Exile: Lyrics are very important for me, as well as the music. And, being a philologist, I wouldn’t call my texts as “poetry”, because rhyme is missing there, but as for poetic tropes, its poetry in fact. My favorite poet is Mikhail Lermontov, but as for Rame lyrics, I wouldn’t say that his poetry inspired me.
TIBM: Lets talk a little bit about the future of your project. Do you see yourself as a touring band in the future? Are you interested in playing concerts? If yes, what are some places that you would most like to “conquer” and play in?
Exile: Yes, I see Rame as a touring band, and already try to form a concert lineup. I want Rame to become fully involved in worldwide touring, though I`m conscious of how expensive and problematic it is, how much it depends on the gaining of popularity, but, anyway, I hope one day Rame will be a touring band. First of all, I would like to play in Europe and the USA.
Rame – Other Side (Official Lyric Video)
TIBM: Why those places in particular?
Exile: Because this is the land, where the extreme music took origin.
TIBM: Are you working on any new music? Are your future releases going to follow the same formula as the last release or will you be breaking new ground?

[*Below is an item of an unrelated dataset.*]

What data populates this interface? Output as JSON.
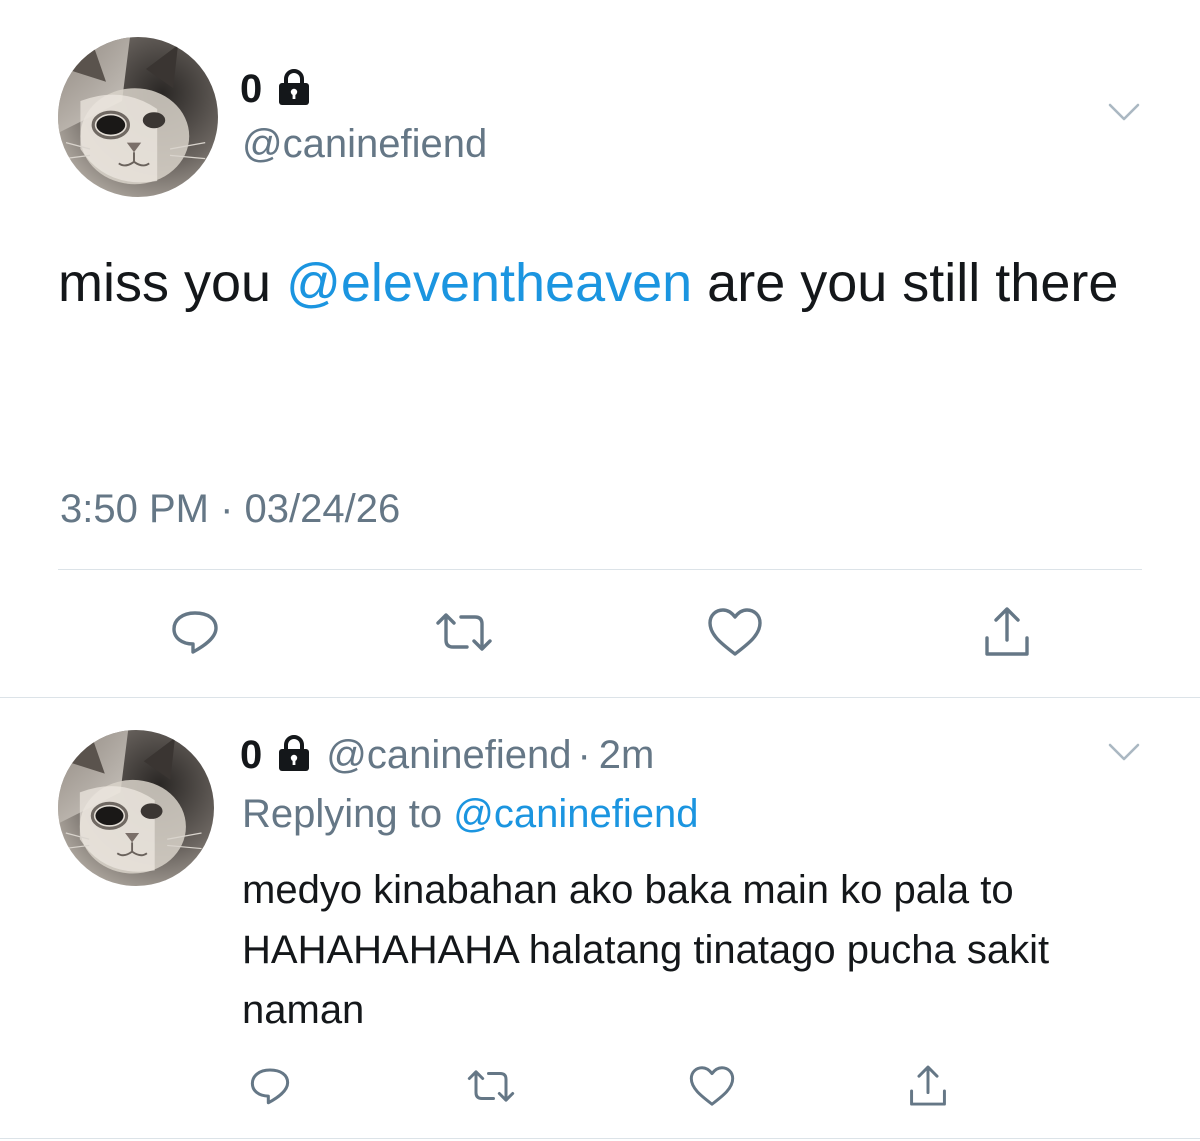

Exile: Yes, the guitars for the second album are already composed. The release will go mostly the same formula as “Chants To Maim Again”.
TIBM: Where do you see the band in 10 years? What is your ultimate goal musically?
Exile: Well, I`m trying to break myself from the habit of looking too much ahead
TIBM: Any parting wisdom for our readers?
Exile: Stay thoughtful, think for yourselves, strive for freedom.
TIBM: Thank you so much for sitting down with us.
Rame – Chants To Maim Again (Full Album)